See also Letter from Jay Clayton, Chairman, SEC, to Representative Brad Sherman (Sept. 14, 2020) (“I want to reiterate my view on the importance of good corporate hygiene in the area of Rule 10b5-1 plans.”),;

Jay Clayton, Chairman, SEC, Investor-Focused, Nimble and Vigorous Enforcement at the SEC (Sept. 17, 2020),;

Bill Hinman, Dir. Div. Corp. Fin., SEC, The Regulation of Corporation Finance – A Principles-Based Approach (Nov. 18, 2020),

[vii] Jay Clayton, Chairman, SEC, Putting Principles into Practice, the SEC from 2017-2020 - Remarks to the Economic Club of New York (Nov. 19, 2020),  Chairman Clayton further commented:

“In my view, these required seasoning periods are appropriate between the establishment of a plan and the date of the initial trade, as well as between any modification, suspension or termination of a plan and the resumption of trading or entry into a new plan.  Such seasoning periods not only help demonstrate that a plan was executed in good faith, but they also can bolster investor confidence in management teams and in markets generally.”

[viii] In re Cannell Capital LLC, Advisers Act Rel. No. 5441 (Feb. 4, 2020),

[ix] In re Ares Management LLC, Advisers Act Rel. No. 5510 (May 26, 2020),

[x] In re Marwood Research Group LLC, Advisers Act Rel. No. 4279 (Nov. 24, 2015) ($375,00 penalty),;

In re Deerfield Management Company, L.P., Advisers Act Rel. No. 4749 (Aug. 21, 2017) ($4,757,962 penalty, disgorgement, and prejudgment interest),

[xi] 15 U.S.C. §80b-4a.

[xii] 15 U.S.C. § 78o(g).

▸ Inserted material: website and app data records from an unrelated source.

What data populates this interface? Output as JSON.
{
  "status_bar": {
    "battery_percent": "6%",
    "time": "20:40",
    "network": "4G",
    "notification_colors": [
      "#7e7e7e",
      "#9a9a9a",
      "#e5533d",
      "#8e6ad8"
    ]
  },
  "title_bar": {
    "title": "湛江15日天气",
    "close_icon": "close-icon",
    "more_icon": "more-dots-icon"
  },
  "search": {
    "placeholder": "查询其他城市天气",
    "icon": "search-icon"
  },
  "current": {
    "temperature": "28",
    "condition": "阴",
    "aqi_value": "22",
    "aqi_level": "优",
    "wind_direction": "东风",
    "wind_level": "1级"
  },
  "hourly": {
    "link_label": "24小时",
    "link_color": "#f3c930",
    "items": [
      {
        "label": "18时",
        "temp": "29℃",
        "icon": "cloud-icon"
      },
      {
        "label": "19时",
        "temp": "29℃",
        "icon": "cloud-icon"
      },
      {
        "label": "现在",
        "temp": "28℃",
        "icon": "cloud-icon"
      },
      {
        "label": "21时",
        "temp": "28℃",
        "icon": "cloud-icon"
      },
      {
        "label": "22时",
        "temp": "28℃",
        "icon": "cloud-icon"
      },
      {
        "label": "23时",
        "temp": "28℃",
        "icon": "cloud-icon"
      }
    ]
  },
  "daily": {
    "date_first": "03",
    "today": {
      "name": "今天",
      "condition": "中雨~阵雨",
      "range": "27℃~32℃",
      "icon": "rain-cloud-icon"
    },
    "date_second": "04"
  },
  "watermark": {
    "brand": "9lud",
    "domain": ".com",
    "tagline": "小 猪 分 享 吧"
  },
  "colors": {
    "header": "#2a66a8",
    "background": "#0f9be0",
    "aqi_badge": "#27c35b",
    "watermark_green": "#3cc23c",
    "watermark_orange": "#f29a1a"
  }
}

[xiii] Commissioners have published notable dissents from Commission votes on waiver requests.  See, e.g., Luis A. Aguilar and Kara M. Stein, Comm’rs, SEC, Dissenting Statement In the Matter of Oppenheimer & Co., Inc. (Feb. 4, 2015),; Kara M. Stein, Comm’r, SEC, Dissenting Statement in the Matter of The Royal Bank of Scotland Group, plc, Regarding Order Under Rule 405 of the Securities Act of 1933, Granting a Waiver From Being an Ineligible Issuer (Apr. 28, 2014),

Examples of other Commission dissents in settled enforcement actions are: Luis A. Aguilar, Comm’r, SEC, Dissenting Statement In the Matter of Lynn R. Blodgett and Kevin R. Kyser, CPA, Respondents (Aug. 28, 2014),;

Daniel M. Gallagher, Comm’r, SEC, Statement on Recent SEC Settlements Charging Chief Compliance Officers With Violations of Investment Advisers Act Rule 206(4)-7 (June 18, 2015),

[xiv] Hester Peirce, Comm’r, SEC, Statement on SEC Settlement Charging Token Issuer with Violation of Registration Provisions of the Securities Act of 1933 (Sept. 15, 2020),

[xv] Hester Peirce, Comm’r, SEC, Statement of Commissioner Hester M. Peirce - Great Plains Trust Company (Oct. 2, 2020),

[xvi] Hester Peirce, Comm’r, SEC, Statement Regarding Tradenet Capital Markets Ltd. (Oct. 23, 2020),